▼
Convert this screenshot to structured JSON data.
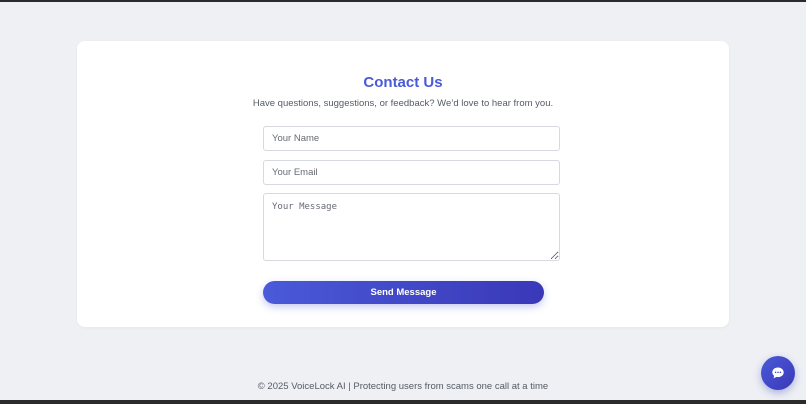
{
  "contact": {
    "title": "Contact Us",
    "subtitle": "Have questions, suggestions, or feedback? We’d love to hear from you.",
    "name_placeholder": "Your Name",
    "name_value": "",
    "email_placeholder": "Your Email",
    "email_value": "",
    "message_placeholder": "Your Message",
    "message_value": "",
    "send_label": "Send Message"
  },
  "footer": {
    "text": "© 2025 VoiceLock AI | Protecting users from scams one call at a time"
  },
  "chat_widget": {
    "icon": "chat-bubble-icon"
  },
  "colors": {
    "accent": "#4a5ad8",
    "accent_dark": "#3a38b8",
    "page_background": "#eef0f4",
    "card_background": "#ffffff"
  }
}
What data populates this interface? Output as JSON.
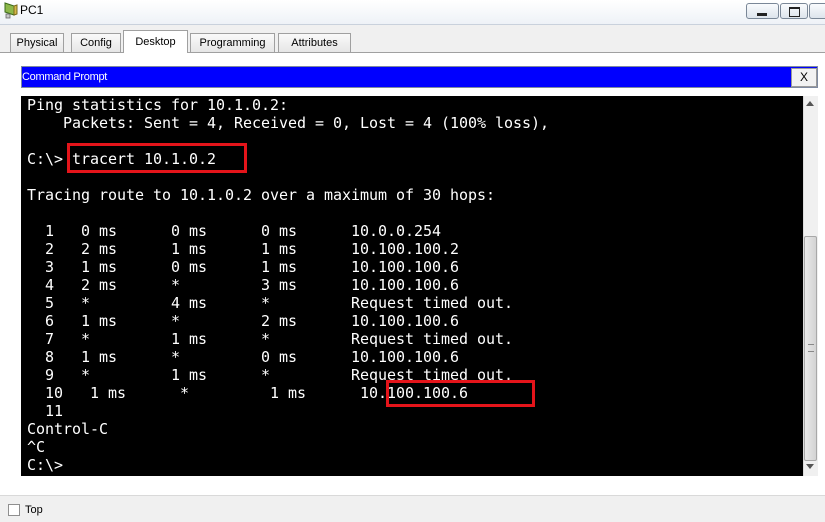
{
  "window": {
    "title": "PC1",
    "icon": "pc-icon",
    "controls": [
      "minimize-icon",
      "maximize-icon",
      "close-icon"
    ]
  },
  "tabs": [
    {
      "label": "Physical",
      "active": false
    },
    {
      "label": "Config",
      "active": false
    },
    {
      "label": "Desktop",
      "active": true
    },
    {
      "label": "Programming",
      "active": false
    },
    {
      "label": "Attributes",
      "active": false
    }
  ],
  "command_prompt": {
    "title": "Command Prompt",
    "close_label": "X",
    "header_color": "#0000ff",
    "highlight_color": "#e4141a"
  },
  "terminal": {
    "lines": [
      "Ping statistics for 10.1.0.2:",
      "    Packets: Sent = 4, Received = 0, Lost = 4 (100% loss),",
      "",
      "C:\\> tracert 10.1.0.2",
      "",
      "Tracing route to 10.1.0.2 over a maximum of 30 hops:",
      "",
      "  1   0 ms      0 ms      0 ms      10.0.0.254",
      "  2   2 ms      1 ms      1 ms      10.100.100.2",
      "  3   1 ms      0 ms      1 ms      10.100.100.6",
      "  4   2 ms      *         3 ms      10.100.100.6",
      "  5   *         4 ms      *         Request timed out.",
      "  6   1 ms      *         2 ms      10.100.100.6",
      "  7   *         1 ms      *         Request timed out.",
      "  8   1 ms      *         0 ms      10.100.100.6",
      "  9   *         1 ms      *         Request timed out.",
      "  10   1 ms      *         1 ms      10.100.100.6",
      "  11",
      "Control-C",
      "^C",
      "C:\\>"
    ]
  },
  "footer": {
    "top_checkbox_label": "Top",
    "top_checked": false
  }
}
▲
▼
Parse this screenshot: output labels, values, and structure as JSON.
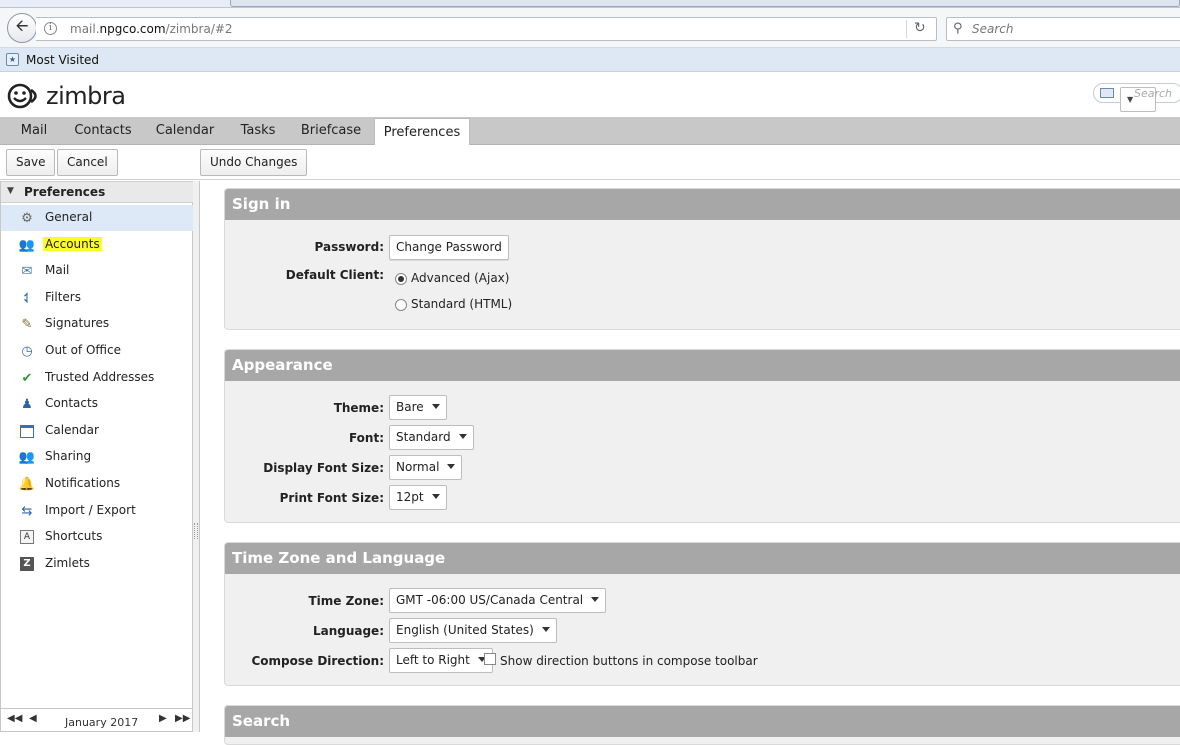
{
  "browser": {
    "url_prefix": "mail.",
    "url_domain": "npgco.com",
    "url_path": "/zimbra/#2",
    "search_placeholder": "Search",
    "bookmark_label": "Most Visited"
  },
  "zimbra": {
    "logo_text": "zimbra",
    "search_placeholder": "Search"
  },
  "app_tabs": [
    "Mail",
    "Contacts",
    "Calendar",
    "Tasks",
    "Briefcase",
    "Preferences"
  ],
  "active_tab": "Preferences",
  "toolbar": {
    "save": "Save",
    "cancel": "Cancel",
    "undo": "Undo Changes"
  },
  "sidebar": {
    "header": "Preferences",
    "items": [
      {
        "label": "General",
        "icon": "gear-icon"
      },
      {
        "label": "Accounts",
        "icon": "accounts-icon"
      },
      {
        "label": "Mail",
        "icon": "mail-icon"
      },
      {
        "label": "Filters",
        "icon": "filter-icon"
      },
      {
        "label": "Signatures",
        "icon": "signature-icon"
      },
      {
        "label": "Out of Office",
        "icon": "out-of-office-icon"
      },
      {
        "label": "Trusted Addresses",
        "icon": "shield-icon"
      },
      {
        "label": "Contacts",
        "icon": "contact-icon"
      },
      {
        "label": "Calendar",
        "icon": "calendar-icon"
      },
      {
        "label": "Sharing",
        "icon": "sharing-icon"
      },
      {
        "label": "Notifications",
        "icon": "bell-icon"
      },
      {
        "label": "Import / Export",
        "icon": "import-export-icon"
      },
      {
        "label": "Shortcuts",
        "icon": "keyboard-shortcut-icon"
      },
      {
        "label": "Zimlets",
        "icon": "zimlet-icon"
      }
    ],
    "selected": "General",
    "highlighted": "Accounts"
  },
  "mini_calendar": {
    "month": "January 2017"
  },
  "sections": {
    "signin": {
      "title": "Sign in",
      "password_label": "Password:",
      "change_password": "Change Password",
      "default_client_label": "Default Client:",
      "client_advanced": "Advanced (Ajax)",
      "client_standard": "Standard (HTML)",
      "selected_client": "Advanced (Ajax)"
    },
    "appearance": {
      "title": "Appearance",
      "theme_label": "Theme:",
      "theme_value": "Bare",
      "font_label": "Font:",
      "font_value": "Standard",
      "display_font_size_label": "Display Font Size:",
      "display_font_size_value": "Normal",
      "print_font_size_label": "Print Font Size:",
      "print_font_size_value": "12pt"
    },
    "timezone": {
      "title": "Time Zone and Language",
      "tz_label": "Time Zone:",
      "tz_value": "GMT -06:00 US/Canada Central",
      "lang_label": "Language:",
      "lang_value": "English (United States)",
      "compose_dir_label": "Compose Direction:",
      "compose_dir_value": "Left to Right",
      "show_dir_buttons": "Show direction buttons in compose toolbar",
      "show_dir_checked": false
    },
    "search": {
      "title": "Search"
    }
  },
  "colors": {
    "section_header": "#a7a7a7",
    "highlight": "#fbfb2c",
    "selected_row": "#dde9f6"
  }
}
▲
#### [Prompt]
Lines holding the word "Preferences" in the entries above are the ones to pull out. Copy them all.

#### [Written solution]
    "Preferences"
  "active_tab": "Preferences",
    "header": "Preferences",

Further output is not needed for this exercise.